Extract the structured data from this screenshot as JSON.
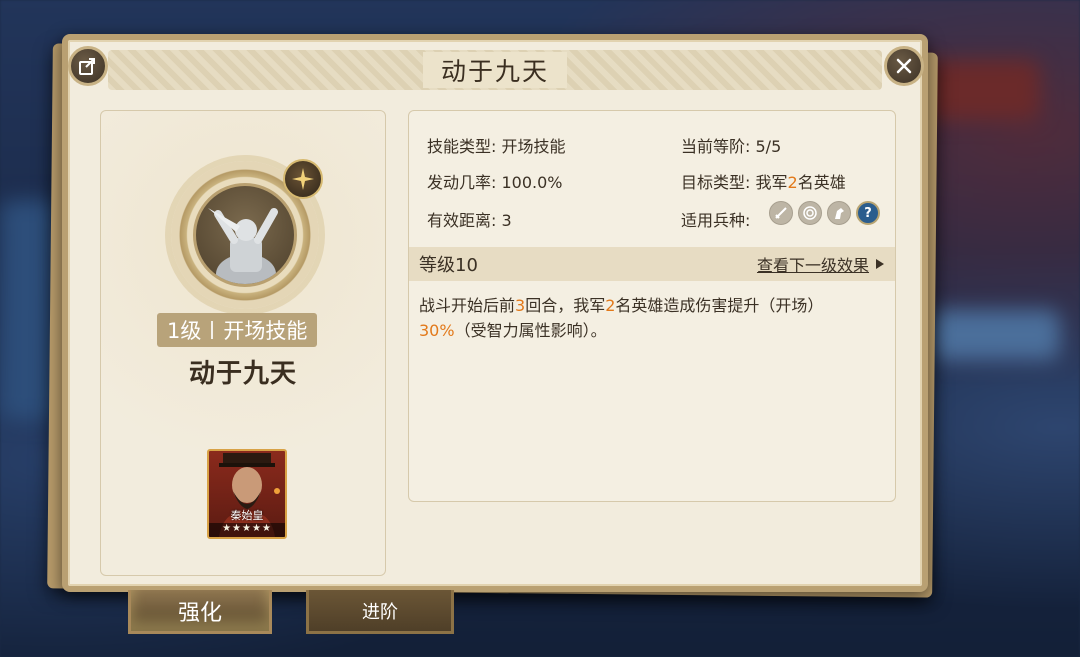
{
  "dialog": {
    "title": "动于九天"
  },
  "skill": {
    "level_label": "1级",
    "category_label": "开场技能",
    "name": "动于九天"
  },
  "hero": {
    "name": "秦始皇",
    "stars": "★★★★★",
    "star_count": 5
  },
  "info": {
    "skill_type_key": "技能类型:",
    "skill_type_value": "开场技能",
    "current_rank_key": "当前等阶:",
    "current_rank_value": "5/5",
    "trigger_rate_key": "发动几率:",
    "trigger_rate_value": "100.0%",
    "target_type_key": "目标类型:",
    "target_type_prefix": "我军",
    "target_type_count": "2",
    "target_type_suffix": "名英雄",
    "range_key": "有效距离:",
    "range_value": "3",
    "troop_type_key": "适用兵种:",
    "troop_icons": [
      "sword-icon",
      "target-icon",
      "horse-icon",
      "question-icon"
    ],
    "troop_question_glyph": "?"
  },
  "level_section": {
    "level_label": "等级10",
    "next_level_link": "查看下一级效果"
  },
  "description": {
    "part1": "战斗开始后前",
    "rounds": "3",
    "part2": "回合，我军",
    "heroes": "2",
    "part3": "名英雄造成伤害提升（开场）",
    "percent": "30%",
    "part4": "（受智力属性影响）。"
  },
  "tabs": {
    "strengthen": "强化",
    "advance": "进阶"
  },
  "colors": {
    "highlight": "#e2791a",
    "panel_bg": "#f2ecdd",
    "frame": "#b9a072"
  }
}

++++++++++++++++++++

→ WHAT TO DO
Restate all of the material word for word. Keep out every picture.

→ FINAL ANSWER
Extract the structured data from this screenshot as JSON.
{
  "dialog": {
    "title": "动于九天"
  },
  "skill": {
    "level_label": "1级",
    "category_label": "开场技能",
    "name": "动于九天"
  },
  "hero": {
    "name": "秦始皇",
    "stars": "★★★★★",
    "star_count": 5
  },
  "info": {
    "skill_type_key": "技能类型:",
    "skill_type_value": "开场技能",
    "current_rank_key": "当前等阶:",
    "current_rank_value": "5/5",
    "trigger_rate_key": "发动几率:",
    "trigger_rate_value": "100.0%",
    "target_type_key": "目标类型:",
    "target_type_prefix": "我军",
    "target_type_count": "2",
    "target_type_suffix": "名英雄",
    "range_key": "有效距离:",
    "range_value": "3",
    "troop_type_key": "适用兵种:",
    "troop_icons": [
      "sword-icon",
      "target-icon",
      "horse-icon",
      "question-icon"
    ],
    "troop_question_glyph": "?"
  },
  "level_section": {
    "level_label": "等级10",
    "next_level_link": "查看下一级效果"
  },
  "description": {
    "part1": "战斗开始后前",
    "rounds": "3",
    "part2": "回合，我军",
    "heroes": "2",
    "part3": "名英雄造成伤害提升（开场）",
    "percent": "30%",
    "part4": "（受智力属性影响）。"
  },
  "tabs": {
    "strengthen": "强化",
    "advance": "进阶"
  },
  "colors": {
    "highlight": "#e2791a",
    "panel_bg": "#f2ecdd",
    "frame": "#b9a072"
  }
}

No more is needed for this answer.